Proceedings from a conference with leading experts examining the hugely successful American model of technological and scientific innovation. They stress the importance of government funding of physical science for the realms of national security, education, and industry.
The Wilson Center and the Council of American Ambassadors co-convened a conference in April to explore the changing and growing role of ambassadors to advance America's economic interests abroad.
The U.S. innovation system has enormous strengths, including public and private support for research and development, the world’s best university system, and an entrepreneurial risk-taking culture. But those elements of the system now face several domestic and international challenges. The United States will need to maintain support for research and development (R&D), improve its education system, and learn from best practices around the world if it is to compete in the 21st century.
On June 28-29, 2010, the Woodrow Wilson International Center for Scholars hosted the 20th Anniversary Summit of the Albert Einstein Distinguished Educator Fellowship Program. The fellows offer a unique perspective on U.S. schools and educational policy making; they have been chosen by the Department of Energy to spend a fellowship year, or two, in congressional or executive offices based on their excellence in teaching science, technology, engineering, and mathematics (STEM) subjects in K-12 schools. This report highlights the outcomes of the summit and focuses on key issues in STEM education.
Amy Wilkinson spoke at the National Governors Association winter meeting in Washington, DC, about how states can foster entrepreneurship by creating the right conditions to attract and grow small businesses.
By 2030, India is projected to be the world's third largest energy consumer. This Special Report examines India's energy needs and search for energy resources. Specifically, the publication focuses on India's indigenous resources, its strategies for obtaining energy overseas, ramifications for foreign policy and national security, and implications for the U.S.-India relationship. Edited by Michael Kugelman.
The Wilson Center hosted on December 9, 2002 a major conference reflecting on the first decade of the North American Free Trade Agreement. Volume Two of the conference report features remarks by former U.S. President George H. W. Bush, former President Carlos Salinas of Mexico, and former Prime Minister Brian Mulroney of Canada.
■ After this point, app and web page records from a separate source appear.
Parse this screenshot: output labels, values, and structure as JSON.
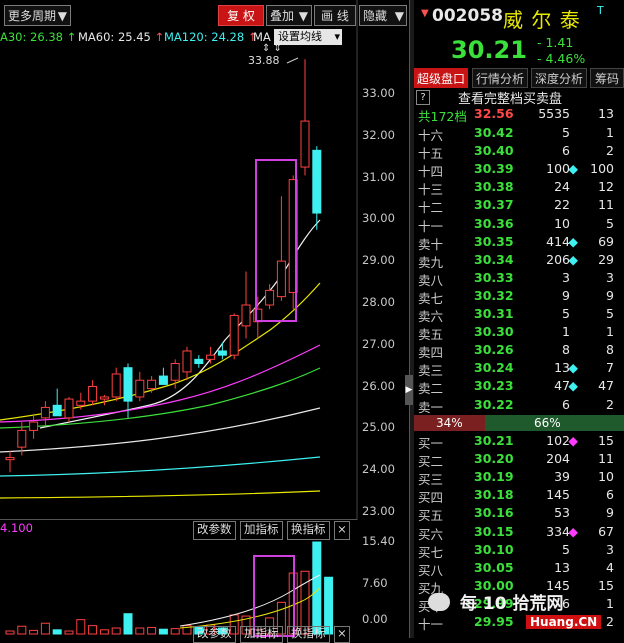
{
  "toolbar": {
    "period_label": "更多周期",
    "adjust_label": "复 权",
    "overlay_label": "叠加",
    "draw_label": "画 线",
    "hide_label": "隐藏",
    "set_ma_label": "设置均线"
  },
  "ma_legend": [
    {
      "label": "A30: 26.38",
      "arrow": "↑",
      "color": "#3be03b"
    },
    {
      "label": "MA60: 25.45",
      "arrow": "↑",
      "color": "#e8e8e8"
    },
    {
      "label": "MA120: 24.28",
      "arrow": "↑",
      "color": "#3ef0f0"
    },
    {
      "label": "MA",
      "arrow": "",
      "color": "#e8e8e8"
    }
  ],
  "price_axis": [
    "33.00",
    "32.00",
    "31.00",
    "30.00",
    "29.00",
    "28.00",
    "27.00",
    "26.00",
    "25.00",
    "24.00",
    "23.00"
  ],
  "peak_label": "33.88",
  "volume_axis": [
    "15.40",
    "7.60",
    "0.00"
  ],
  "indicator": {
    "value_label": "4.100",
    "change_params_1": "改参数",
    "add_indicator_1": "加指标",
    "switch_indicator_1": "换指标",
    "close_1": "×",
    "change_params_2": "改参数",
    "add_indicator_2": "加指标",
    "switch_indicator_2": "换指标",
    "close_2": "×"
  },
  "stock": {
    "code": "002058",
    "name": "威 尔 泰",
    "price": "30.21",
    "change": "- 1.41",
    "change_pct": "- 4.46%",
    "price_color": "#3be03b",
    "small_mark": "T"
  },
  "tabs": [
    "超级盘口",
    "行情分析",
    "深度分析",
    "筹码分"
  ],
  "full_book_label": "查看完整档买卖盘",
  "help_icon": "?",
  "summary": {
    "label": "共172档",
    "price": "32.56",
    "volume": "5535",
    "count": "13"
  },
  "asks": [
    {
      "label": "十六",
      "price": "30.42",
      "vol": "5",
      "dot": "",
      "cnt": "1"
    },
    {
      "label": "十五",
      "price": "30.40",
      "vol": "6",
      "dot": "",
      "cnt": "2"
    },
    {
      "label": "十四",
      "price": "30.39",
      "vol": "100",
      "dot": "◆",
      "cnt": "100"
    },
    {
      "label": "十三",
      "price": "30.38",
      "vol": "24",
      "dot": "",
      "cnt": "12"
    },
    {
      "label": "十二",
      "price": "30.37",
      "vol": "22",
      "dot": "",
      "cnt": "11"
    },
    {
      "label": "十一",
      "price": "30.36",
      "vol": "10",
      "dot": "",
      "cnt": "5"
    },
    {
      "label": "卖十",
      "price": "30.35",
      "vol": "414",
      "dot": "◆",
      "cnt": "69"
    },
    {
      "label": "卖九",
      "price": "30.34",
      "vol": "206",
      "dot": "◆",
      "cnt": "29"
    },
    {
      "label": "卖八",
      "price": "30.33",
      "vol": "3",
      "dot": "",
      "cnt": "3"
    },
    {
      "label": "卖七",
      "price": "30.32",
      "vol": "9",
      "dot": "",
      "cnt": "9"
    },
    {
      "label": "卖六",
      "price": "30.31",
      "vol": "5",
      "dot": "",
      "cnt": "5"
    },
    {
      "label": "卖五",
      "price": "30.30",
      "vol": "1",
      "dot": "",
      "cnt": "1"
    },
    {
      "label": "卖四",
      "price": "30.26",
      "vol": "8",
      "dot": "",
      "cnt": "8"
    },
    {
      "label": "卖三",
      "price": "30.24",
      "vol": "13",
      "dot": "◆",
      "cnt": "7"
    },
    {
      "label": "卖二",
      "price": "30.23",
      "vol": "47",
      "dot": "◆",
      "cnt": "47"
    },
    {
      "label": "卖一",
      "price": "30.22",
      "vol": "6",
      "dot": "",
      "cnt": "2"
    }
  ],
  "ratio": {
    "sell": "34%",
    "buy": "66%"
  },
  "bids": [
    {
      "label": "买一",
      "price": "30.21",
      "vol": "102",
      "dot": "◆",
      "cnt": "15"
    },
    {
      "label": "买二",
      "price": "30.20",
      "vol": "204",
      "dot": "",
      "cnt": "11"
    },
    {
      "label": "买三",
      "price": "30.19",
      "vol": "39",
      "dot": "",
      "cnt": "10"
    },
    {
      "label": "买四",
      "price": "30.18",
      "vol": "145",
      "dot": "",
      "cnt": "6"
    },
    {
      "label": "买五",
      "price": "30.16",
      "vol": "53",
      "dot": "",
      "cnt": "9"
    },
    {
      "label": "买六",
      "price": "30.15",
      "vol": "334",
      "dot": "◆",
      "cnt": "67"
    },
    {
      "label": "买七",
      "price": "30.10",
      "vol": "5",
      "dot": "",
      "cnt": "3"
    },
    {
      "label": "买八",
      "price": "30.05",
      "vol": "13",
      "dot": "",
      "cnt": "4"
    },
    {
      "label": "买九",
      "price": "30.00",
      "vol": "145",
      "dot": "",
      "cnt": "15"
    },
    {
      "label": "买十",
      "price": "29.99",
      "vol": "6",
      "dot": "",
      "cnt": "1"
    },
    {
      "label": "十一",
      "price": "29.95",
      "vol": "23",
      "dot": "",
      "cnt": "2"
    }
  ],
  "watermark": "每 10 拾荒网",
  "watermark_url": "Huang.CN",
  "chart_data": {
    "type": "candlestick",
    "price_ylim": [
      23,
      34
    ],
    "candles": [
      {
        "o": 24.3,
        "h": 24.5,
        "l": 24.0,
        "c": 24.35
      },
      {
        "o": 24.6,
        "h": 25.2,
        "l": 24.4,
        "c": 25.0
      },
      {
        "o": 25.0,
        "h": 25.4,
        "l": 24.8,
        "c": 25.2
      },
      {
        "o": 25.3,
        "h": 25.7,
        "l": 25.1,
        "c": 25.55
      },
      {
        "o": 25.6,
        "h": 26.0,
        "l": 25.4,
        "c": 25.35
      },
      {
        "o": 25.3,
        "h": 25.8,
        "l": 25.2,
        "c": 25.75
      },
      {
        "o": 25.6,
        "h": 25.9,
        "l": 25.5,
        "c": 25.7
      },
      {
        "o": 25.7,
        "h": 26.2,
        "l": 25.6,
        "c": 26.05
      },
      {
        "o": 25.75,
        "h": 25.85,
        "l": 25.6,
        "c": 25.8
      },
      {
        "o": 25.8,
        "h": 26.5,
        "l": 25.7,
        "c": 26.35
      },
      {
        "o": 26.5,
        "h": 26.6,
        "l": 25.3,
        "c": 25.7
      },
      {
        "o": 25.8,
        "h": 26.4,
        "l": 25.7,
        "c": 26.2
      },
      {
        "o": 26.0,
        "h": 26.3,
        "l": 25.9,
        "c": 26.2
      },
      {
        "o": 26.3,
        "h": 26.5,
        "l": 26.1,
        "c": 26.1
      },
      {
        "o": 26.2,
        "h": 26.7,
        "l": 26.0,
        "c": 26.6
      },
      {
        "o": 26.4,
        "h": 27.0,
        "l": 26.2,
        "c": 26.9
      },
      {
        "o": 26.7,
        "h": 26.8,
        "l": 26.5,
        "c": 26.6
      },
      {
        "o": 26.7,
        "h": 27.0,
        "l": 26.6,
        "c": 26.8
      },
      {
        "o": 26.9,
        "h": 27.1,
        "l": 26.7,
        "c": 26.8
      },
      {
        "o": 26.8,
        "h": 27.8,
        "l": 26.7,
        "c": 27.75
      },
      {
        "o": 27.5,
        "h": 28.8,
        "l": 27.2,
        "c": 28.0
      },
      {
        "o": 27.6,
        "h": 28.2,
        "l": 27.2,
        "c": 27.9
      },
      {
        "o": 28.0,
        "h": 28.5,
        "l": 27.9,
        "c": 28.35
      },
      {
        "o": 28.2,
        "h": 30.6,
        "l": 28.1,
        "c": 29.05
      },
      {
        "o": 28.3,
        "h": 31.1,
        "l": 27.9,
        "c": 31.0
      },
      {
        "o": 31.3,
        "h": 33.88,
        "l": 31.1,
        "c": 32.4
      },
      {
        "o": 31.7,
        "h": 31.8,
        "l": 29.8,
        "c": 30.2
      }
    ],
    "volume_ylim": [
      0,
      15.4
    ],
    "volumes": [
      0.5,
      1.3,
      0.6,
      1.8,
      0.7,
      0.5,
      2.4,
      1.4,
      0.7,
      1.0,
      3.4,
      1.0,
      1.1,
      0.8,
      0.9,
      1.4,
      1.2,
      1.5,
      1.0,
      3.2,
      3.0,
      0.7,
      2.7,
      5.3,
      10.2,
      10.5,
      15.4,
      9.5
    ]
  }
}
The Wilson Center's new STAGE Program (Science, Technology, America, and the Global Economy) will assess the impact of science and technology on the economies and politics of key countries around the world. New technologies are already posing significant policy and ethical questions and STAGE will help clarify the choices that the United States and other countries will have to make.